Lopetegui attempted to apply a similar approach in his next position, at Real, but their 4-3-3 also often became a 4-2-3-1. Their full-backs, Carvajal and Marcelo, provided their attacking width so that those in more attacking positions could focus on finding spaces in central areas of the pitch; where Carvajal sought to cross towards the far post, Marcelo favoured playing short to those inside.
With opponents working to limit those spaces and limit the passing options available to Isco, Luka Modric and Toni Kroos, Real would play short passes until the spaces they sought appeared. Modric and Karim Benzema complemented those efforts – Kroos often withdrew to alongside Casemiro – with movements designed to create those spaces.
Sevilla have since been rewarded for giving Lopetegui the time Real would not. Again favouring a 4-3-3 (below) and a 4-2-3-1, they consistently demonstrate a sense of balance and a sound grasp of possession, and attack into the final third with options and overloads. When in possession they seek to slowly circulate the ball to create spaces in central areas. Fernando, their defensive midfielder, adopts a position between their central defenders to encourage progressing possession, often doing so in relation to the press their opponent is applying and in an attempt to create a three-on-two at the start of those attempts to advance.
From midfield, the departing Éver Banega identifies when to make short or long passes, and is largely responsible for setting the tempo with which they attack or defend. Óliver Torres and Lucas Ocampos move to the inside channels, where they work to escape their markers and to receive possession while facing forwards.
While their passing game impresses, Sevilla's intensity is their greatest strength and contributes to their balance. Their full-backs Jesús Navas and the on-loan Sergio Reguilón add a further layer in the final third, and are instructed to advance and either play crosses or passes in behind defences towards those contributing to the second wave of their attacks.
Pressing and defending
Lopetegui's teams demonstrate a similar consistency when they are without possession. Porto's counter-press was complemented by a high and compact defensive block; that intense press was applied in the outside channels, where they often worked to create three-on-ones via the relevant full-back, midfielder and midfield pivot and to limit passing lanes.
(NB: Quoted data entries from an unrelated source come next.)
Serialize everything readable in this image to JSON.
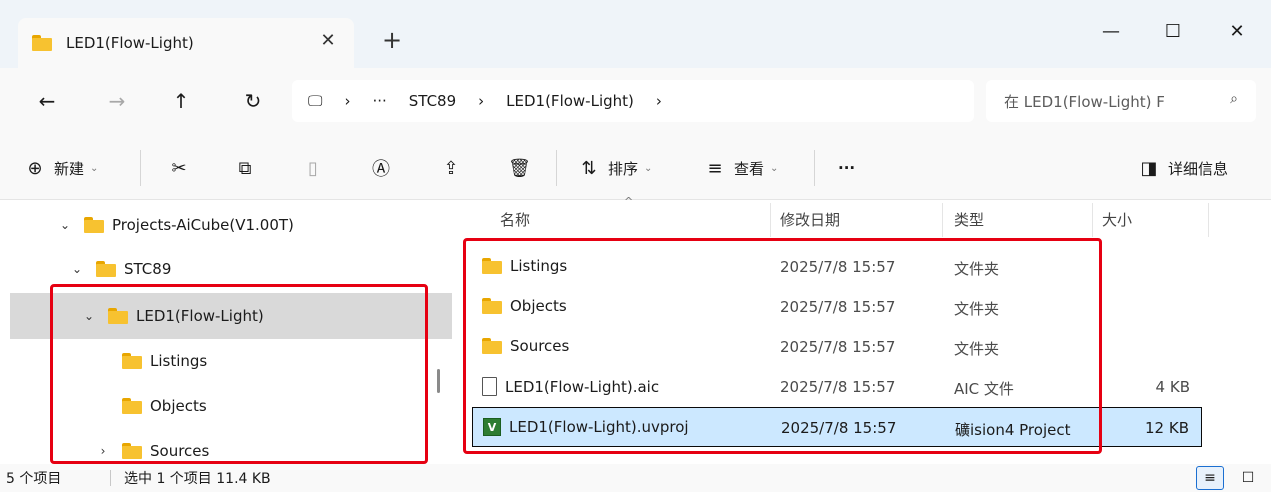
{
  "window": {
    "tab_title": "LED1(Flow-Light)",
    "tab_close": "✕",
    "new_tab": "+",
    "minimize": "—",
    "maximize": "☐",
    "close": "✕"
  },
  "nav": {
    "back": "←",
    "forward": "→",
    "up": "↑",
    "refresh": "↻",
    "pc_icon": "🖵",
    "breadcrumb": [
      "›",
      "···",
      "STC89",
      "›",
      "LED1(Flow-Light)",
      "›"
    ],
    "search_placeholder": "在 LED1(Flow-Light) F",
    "search_icon": "⌕"
  },
  "toolbar": {
    "new_label": "新建",
    "new_icon": "⊕",
    "cut_icon": "✂",
    "copy_icon": "⧉",
    "paste_icon": "▯",
    "rename_icon": "Ⓐ",
    "share_icon": "⇪",
    "delete_icon": "🗑",
    "sort_icon": "⇅",
    "sort_label": "排序",
    "view_icon": "≡",
    "view_label": "查看",
    "more": "···",
    "details_icon": "◨",
    "details_label": "详细信息"
  },
  "tree": {
    "items": [
      {
        "label": "Projects-AiCube(V1.00T)",
        "chevron": "⌄"
      },
      {
        "label": "STC89",
        "chevron": "⌄"
      },
      {
        "label": "LED1(Flow-Light)",
        "chevron": "⌄"
      },
      {
        "label": "Listings",
        "chevron": ""
      },
      {
        "label": "Objects",
        "chevron": ""
      },
      {
        "label": "Sources",
        "chevron": "›"
      }
    ]
  },
  "columns": {
    "name": "名称",
    "date": "修改日期",
    "type": "类型",
    "size": "大小",
    "sort_caret": "^"
  },
  "files": [
    {
      "name": "Listings",
      "date": "2025/7/8 15:57",
      "type": "文件夹",
      "size": "",
      "icon": "folder"
    },
    {
      "name": "Objects",
      "date": "2025/7/8 15:57",
      "type": "文件夹",
      "size": "",
      "icon": "folder"
    },
    {
      "name": "Sources",
      "date": "2025/7/8 15:57",
      "type": "文件夹",
      "size": "",
      "icon": "folder"
    },
    {
      "name": "LED1(Flow-Light).aic",
      "date": "2025/7/8 15:57",
      "type": "AIC 文件",
      "size": "4 KB",
      "icon": "file"
    },
    {
      "name": "LED1(Flow-Light).uvproj",
      "date": "2025/7/8 15:57",
      "type": "礦ision4 Project",
      "size": "12 KB",
      "icon": "uvision"
    }
  ],
  "uv_icon_glyph": "V",
  "status": {
    "count": "5 个项目",
    "selection": "选中 1 个项目  11.4 KB"
  },
  "view_buttons": {
    "details": "≡",
    "tiles": "☐"
  },
  "colors": {
    "highlight_box": "#e60012",
    "selection": "#cce8ff",
    "tree_selection": "#d9d9d9",
    "folder": "#f7c230"
  }
}
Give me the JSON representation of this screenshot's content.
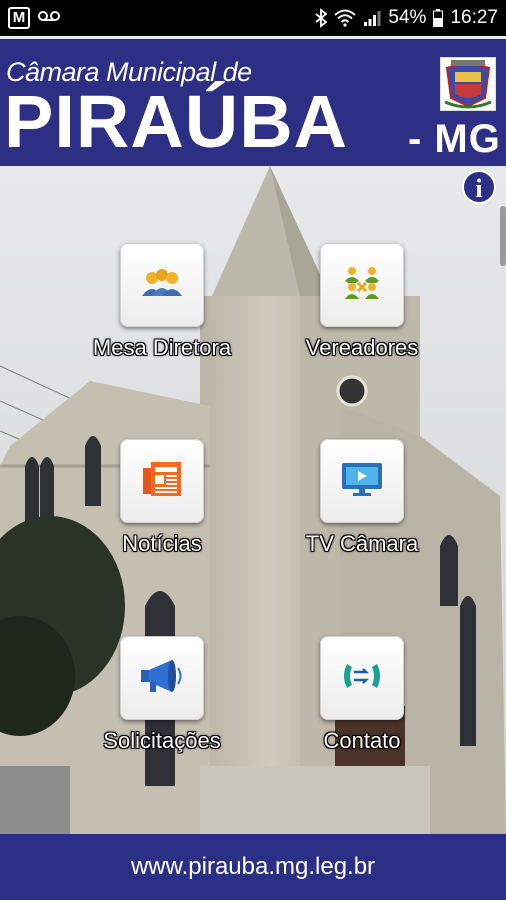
{
  "status_bar": {
    "left_icons": [
      "m-app-icon",
      "voicemail-icon"
    ],
    "m_letter": "M",
    "battery": "54%",
    "time": "16:27",
    "right_icons": [
      "bluetooth-icon",
      "wifi-icon",
      "signal-icon",
      "battery-icon"
    ]
  },
  "header": {
    "subtitle": "Câmara Municipal de",
    "title": "PIRAÚBA",
    "state": "- MG",
    "colors": {
      "background": "#2d2f85",
      "text": "#ffffff"
    }
  },
  "info_button": {
    "label": "i",
    "icon": "info-icon"
  },
  "menu": {
    "items": [
      {
        "label": "Mesa Diretora",
        "icon": "group-people-icon"
      },
      {
        "label": "Vereadores",
        "icon": "councilors-icon"
      },
      {
        "label": "Notícias",
        "icon": "newspaper-icon"
      },
      {
        "label": "TV Câmara",
        "icon": "monitor-icon"
      },
      {
        "label": "Solicitações",
        "icon": "megaphone-icon"
      },
      {
        "label": "Contato",
        "icon": "phone-transfer-icon"
      }
    ]
  },
  "footer": {
    "url": "www.pirauba.mg.leg.br"
  }
}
Their central defenders, Maicon Roque and Iván Marcano, remained particularly disciplined to ensure that their manager's desired shape was preserved.
Spain pressed with a 4-3-3 and a high block in which every player was aware of their specific defensive responsibilities, and which opponent to mark. They similarly knew when an intense press was preferable over closing down spaces, or directing opponents to specific areas of the pitch, to preserve their desired defensive shape and to protect their central defenders.
Sevilla use a mid-block from a 4-3-3 and a consistently high press (above) before evolving to use a high block. When their press is applied following losses of possession, the player closest to the ball attempts the first challenge, and those around him work to create three-on-twos to restrict spaces during the opponent's build-up phases and to force them to play possession backwards.